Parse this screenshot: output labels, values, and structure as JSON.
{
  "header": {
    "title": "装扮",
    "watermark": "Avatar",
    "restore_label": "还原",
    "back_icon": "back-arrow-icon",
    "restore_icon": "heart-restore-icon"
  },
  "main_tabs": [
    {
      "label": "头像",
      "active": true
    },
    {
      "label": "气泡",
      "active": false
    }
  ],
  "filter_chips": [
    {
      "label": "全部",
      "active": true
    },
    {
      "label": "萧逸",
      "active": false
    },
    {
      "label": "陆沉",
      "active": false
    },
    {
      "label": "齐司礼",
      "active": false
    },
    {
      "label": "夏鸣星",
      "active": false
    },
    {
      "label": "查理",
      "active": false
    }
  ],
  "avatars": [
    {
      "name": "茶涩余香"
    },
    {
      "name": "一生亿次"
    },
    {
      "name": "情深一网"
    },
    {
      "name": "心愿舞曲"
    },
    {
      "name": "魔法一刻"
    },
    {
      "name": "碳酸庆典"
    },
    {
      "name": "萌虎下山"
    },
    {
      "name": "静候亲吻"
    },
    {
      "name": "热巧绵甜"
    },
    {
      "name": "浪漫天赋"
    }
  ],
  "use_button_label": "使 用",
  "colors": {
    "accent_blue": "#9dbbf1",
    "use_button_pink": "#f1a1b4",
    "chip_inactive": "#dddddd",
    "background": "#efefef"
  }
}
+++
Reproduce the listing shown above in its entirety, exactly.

● **Your response**
Parse this screenshot: output labels, values, and structure as JSON.
{
  "header": {
    "title": "装扮",
    "watermark": "Avatar",
    "restore_label": "还原",
    "back_icon": "back-arrow-icon",
    "restore_icon": "heart-restore-icon"
  },
  "main_tabs": [
    {
      "label": "头像",
      "active": true
    },
    {
      "label": "气泡",
      "active": false
    }
  ],
  "filter_chips": [
    {
      "label": "全部",
      "active": true
    },
    {
      "label": "萧逸",
      "active": false
    },
    {
      "label": "陆沉",
      "active": false
    },
    {
      "label": "齐司礼",
      "active": false
    },
    {
      "label": "夏鸣星",
      "active": false
    },
    {
      "label": "查理",
      "active": false
    }
  ],
  "avatars": [
    {
      "name": "茶涩余香"
    },
    {
      "name": "一生亿次"
    },
    {
      "name": "情深一网"
    },
    {
      "name": "心愿舞曲"
    },
    {
      "name": "魔法一刻"
    },
    {
      "name": "碳酸庆典"
    },
    {
      "name": "萌虎下山"
    },
    {
      "name": "静候亲吻"
    },
    {
      "name": "热巧绵甜"
    },
    {
      "name": "浪漫天赋"
    }
  ],
  "use_button_label": "使 用",
  "colors": {
    "accent_blue": "#9dbbf1",
    "use_button_pink": "#f1a1b4",
    "chip_inactive": "#dddddd",
    "background": "#efefef"
  }
}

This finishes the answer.